The shoot ended with filming at our lovely Scholarship Reception, where donors mingled with the scholars who have benefited from their generous support.

Our thanks go out to Alastair for giving his time so generously and allowing us to follow him round the Gallery for several hours, and to all those students and staff who made the film possible.

The 2015 Annual Fund campaign has now begun and we need your help! The Courtauld is a charity and the money raised for the Annual Fund supports The Courtauld’s core day to day work. Last year we raised a fantastic £107,942 but this year we are aiming to beat this total.
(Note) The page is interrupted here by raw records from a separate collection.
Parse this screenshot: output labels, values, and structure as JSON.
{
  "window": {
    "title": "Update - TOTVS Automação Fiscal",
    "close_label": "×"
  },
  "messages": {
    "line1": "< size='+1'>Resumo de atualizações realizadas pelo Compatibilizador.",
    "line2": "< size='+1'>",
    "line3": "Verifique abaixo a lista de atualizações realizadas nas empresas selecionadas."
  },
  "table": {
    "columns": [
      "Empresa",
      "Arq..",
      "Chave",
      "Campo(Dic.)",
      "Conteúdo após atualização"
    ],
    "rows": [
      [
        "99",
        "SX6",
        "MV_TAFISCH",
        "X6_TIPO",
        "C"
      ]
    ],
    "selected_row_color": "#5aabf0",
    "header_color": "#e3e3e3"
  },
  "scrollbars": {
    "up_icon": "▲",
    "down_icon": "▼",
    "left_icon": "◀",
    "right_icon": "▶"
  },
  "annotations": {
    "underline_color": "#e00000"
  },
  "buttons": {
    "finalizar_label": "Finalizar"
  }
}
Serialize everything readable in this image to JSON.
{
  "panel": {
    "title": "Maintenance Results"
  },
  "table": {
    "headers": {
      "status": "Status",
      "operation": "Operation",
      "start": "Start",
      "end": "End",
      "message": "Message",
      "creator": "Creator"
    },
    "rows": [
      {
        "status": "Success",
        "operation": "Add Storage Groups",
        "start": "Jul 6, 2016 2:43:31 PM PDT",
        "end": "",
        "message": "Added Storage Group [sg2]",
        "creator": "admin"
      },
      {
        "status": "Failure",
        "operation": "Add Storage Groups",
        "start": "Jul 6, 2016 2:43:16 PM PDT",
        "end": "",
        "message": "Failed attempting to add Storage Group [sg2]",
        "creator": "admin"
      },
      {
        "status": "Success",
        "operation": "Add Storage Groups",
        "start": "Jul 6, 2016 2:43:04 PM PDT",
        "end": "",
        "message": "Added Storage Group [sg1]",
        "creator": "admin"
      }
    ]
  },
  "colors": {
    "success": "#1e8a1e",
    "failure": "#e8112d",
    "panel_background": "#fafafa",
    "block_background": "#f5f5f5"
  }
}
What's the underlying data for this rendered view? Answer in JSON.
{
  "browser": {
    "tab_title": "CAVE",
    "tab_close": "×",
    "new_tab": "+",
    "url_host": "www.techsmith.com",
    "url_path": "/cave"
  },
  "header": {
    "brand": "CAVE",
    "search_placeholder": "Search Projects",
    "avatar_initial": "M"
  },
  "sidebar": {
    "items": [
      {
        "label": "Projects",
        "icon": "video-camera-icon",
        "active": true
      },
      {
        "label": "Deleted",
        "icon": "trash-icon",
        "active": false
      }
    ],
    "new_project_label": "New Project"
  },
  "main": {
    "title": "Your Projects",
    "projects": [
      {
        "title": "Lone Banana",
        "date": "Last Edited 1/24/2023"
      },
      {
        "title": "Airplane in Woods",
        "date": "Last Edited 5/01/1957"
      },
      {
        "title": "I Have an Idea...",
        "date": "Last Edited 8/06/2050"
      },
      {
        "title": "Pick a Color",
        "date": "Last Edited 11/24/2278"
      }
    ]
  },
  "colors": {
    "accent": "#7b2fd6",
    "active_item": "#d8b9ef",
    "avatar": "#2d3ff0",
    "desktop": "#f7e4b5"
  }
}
With your help, we can and will achieve so much more.

Watch the film and donate to the Annual Fund